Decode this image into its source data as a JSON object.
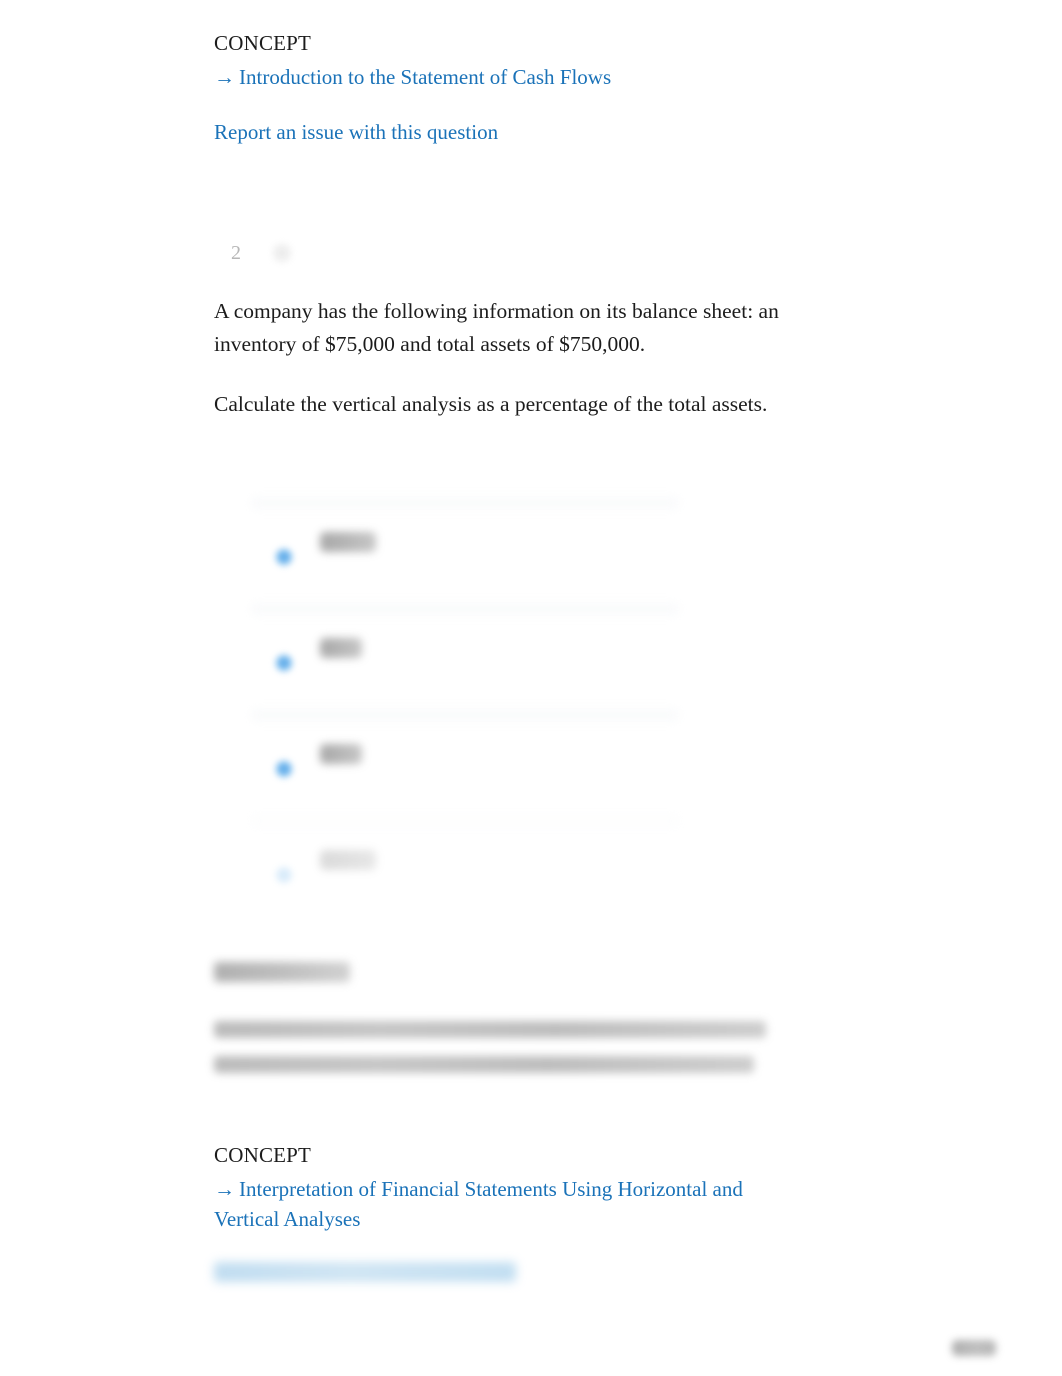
{
  "page": {
    "background": "#ffffff",
    "link_color": "#1a72b8",
    "text_color": "#1c1c1c",
    "muted_color": "#b7b7b7"
  },
  "top_concept": {
    "heading": "CONCEPT",
    "arrow": "→",
    "link_label": "Introduction to the Statement of Cash Flows",
    "report_label": "Report an issue with this question"
  },
  "question": {
    "number": "2",
    "icon": "question-status-icon",
    "paragraph_1": "A company has the following information on its balance sheet: an inventory of $75,000 and total assets of $750,000.",
    "paragraph_2": "Calculate the vertical analysis as a percentage of the total assets.",
    "options": [
      {
        "id": "option-a",
        "label": "",
        "selected": false,
        "obscured": true
      },
      {
        "id": "option-b",
        "label": "",
        "selected": false,
        "obscured": true
      },
      {
        "id": "option-c",
        "label": "",
        "selected": false,
        "obscured": true
      },
      {
        "id": "option-d",
        "label": "",
        "selected": false,
        "obscured": true
      }
    ]
  },
  "rationale": {
    "heading": "",
    "line_1": "",
    "line_2": "",
    "obscured": true
  },
  "bottom_concept": {
    "heading": "CONCEPT",
    "arrow": "→",
    "link_label": "Interpretation of Financial Statements Using Horizontal and Vertical Analyses",
    "report_label": "",
    "report_obscured": true
  },
  "corner_badge": {
    "label": "",
    "obscured": true
  }
}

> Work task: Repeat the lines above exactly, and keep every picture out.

> Exercise result:
Decode this image into its source data as a JSON object.
{
  "page": {
    "background": "#ffffff",
    "link_color": "#1a72b8",
    "text_color": "#1c1c1c",
    "muted_color": "#b7b7b7"
  },
  "top_concept": {
    "heading": "CONCEPT",
    "arrow": "→",
    "link_label": "Introduction to the Statement of Cash Flows",
    "report_label": "Report an issue with this question"
  },
  "question": {
    "number": "2",
    "icon": "question-status-icon",
    "paragraph_1": "A company has the following information on its balance sheet: an inventory of $75,000 and total assets of $750,000.",
    "paragraph_2": "Calculate the vertical analysis as a percentage of the total assets.",
    "options": [
      {
        "id": "option-a",
        "label": "",
        "selected": false,
        "obscured": true
      },
      {
        "id": "option-b",
        "label": "",
        "selected": false,
        "obscured": true
      },
      {
        "id": "option-c",
        "label": "",
        "selected": false,
        "obscured": true
      },
      {
        "id": "option-d",
        "label": "",
        "selected": false,
        "obscured": true
      }
    ]
  },
  "rationale": {
    "heading": "",
    "line_1": "",
    "line_2": "",
    "obscured": true
  },
  "bottom_concept": {
    "heading": "CONCEPT",
    "arrow": "→",
    "link_label": "Interpretation of Financial Statements Using Horizontal and Vertical Analyses",
    "report_label": "",
    "report_obscured": true
  },
  "corner_badge": {
    "label": "",
    "obscured": true
  }
}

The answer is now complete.